There is no question that lockdown has pulled on already taught elastic bands for many couples. The intensity of having your normal life stripped away to then be faced with day after day of being in the house together a situation you were not craving before lockdown, but you got it anyway.

Image courtesy of Pixabay

Image courtesy of Pixabay

Our relationships often just tick over without us noticing the health of them, with the odd flash of conflict and daily passive aggressive quips about putting out the bins. If the consequence of lockdown for you is that it’s tested you so much as a couple that you have reflected intensely on the quality of the relationship you have, please do not despair.

Think of this as an opportunity to reflect on what has worked well as well as what may feel bruised and slightly broken. When a relationship feels fractured, we lack a feeling of closeness and that sense of being a team. You may be quick to be critical of one another rather than trying to show empathy and support.

So what are the antidotes to an atmosphere that has been dominated by negative thoughts and a lack of intimacy?

Try these fail safe strategies

· Speak using I rather than You. If you always start your sentences with you, it’s like pointing your finger at the person every time you address them. ‘You’ sounds blaming and is likely to spark a frosty retort. ‘I’ is you taking ownership of your opinion, requests or point of view.

· Once one thing your partner does annoys you…like munching crisps loudly, you are on the slippery slope to everything becoming annoying. You only focus on the negative and so the snowball rolls. Try to alter your perspective by also picking up on what is positive, if you just look for negative that is all you will find!
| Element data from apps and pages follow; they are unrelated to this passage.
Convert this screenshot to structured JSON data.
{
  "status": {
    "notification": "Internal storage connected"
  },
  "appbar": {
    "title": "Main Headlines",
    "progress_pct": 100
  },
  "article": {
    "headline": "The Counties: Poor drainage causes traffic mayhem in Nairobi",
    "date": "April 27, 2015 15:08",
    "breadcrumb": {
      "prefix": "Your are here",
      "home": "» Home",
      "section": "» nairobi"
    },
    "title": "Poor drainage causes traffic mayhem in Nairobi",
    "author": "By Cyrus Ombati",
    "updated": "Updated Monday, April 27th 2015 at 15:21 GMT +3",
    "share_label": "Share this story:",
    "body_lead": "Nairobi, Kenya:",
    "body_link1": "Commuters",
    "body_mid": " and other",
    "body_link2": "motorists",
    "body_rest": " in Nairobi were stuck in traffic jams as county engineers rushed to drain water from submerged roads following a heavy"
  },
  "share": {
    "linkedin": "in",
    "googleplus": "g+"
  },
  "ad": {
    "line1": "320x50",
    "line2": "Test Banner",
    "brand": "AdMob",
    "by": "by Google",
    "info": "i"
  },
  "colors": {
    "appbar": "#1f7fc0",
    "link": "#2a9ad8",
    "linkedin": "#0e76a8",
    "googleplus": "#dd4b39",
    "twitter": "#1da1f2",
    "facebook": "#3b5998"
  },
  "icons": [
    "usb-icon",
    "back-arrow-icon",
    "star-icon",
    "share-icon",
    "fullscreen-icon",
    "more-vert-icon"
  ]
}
· Research tells us that in healthy relationships, for every negative exchange you have with one another it should be balanced with five positives. This is not always easy to pull off, but if at least you try to speak more frequently in positive tones than negative it helps to create constructive communication rather than destructive.

· Be kind, do kind. Find the moments to do small things that build warmth between you. It’s the little things that count, but it’s also the little things that we stop doing first. Cups of tea, running a bath, a back tickle, bringing a favourite bar of chocolate home, watching the others Netflix show with them even though you don’t enjoy it. Think of it as putting pennies into your piggy bank, it builds up slowly a little at a time and before you know it your pennies have turned into pounds of kindness and warmth.

Keep it simple, talk rather than assume your partner knows what your thoughts and feelings are. Find your way back to one another, use what you know about what your relationship looked like when it was in a sunnier place and use that to help you. All relationships go through times when they need to repair, ultimately, it’s what makes them stronger.

Insta @happierrelationships

email [email protected]

tagged in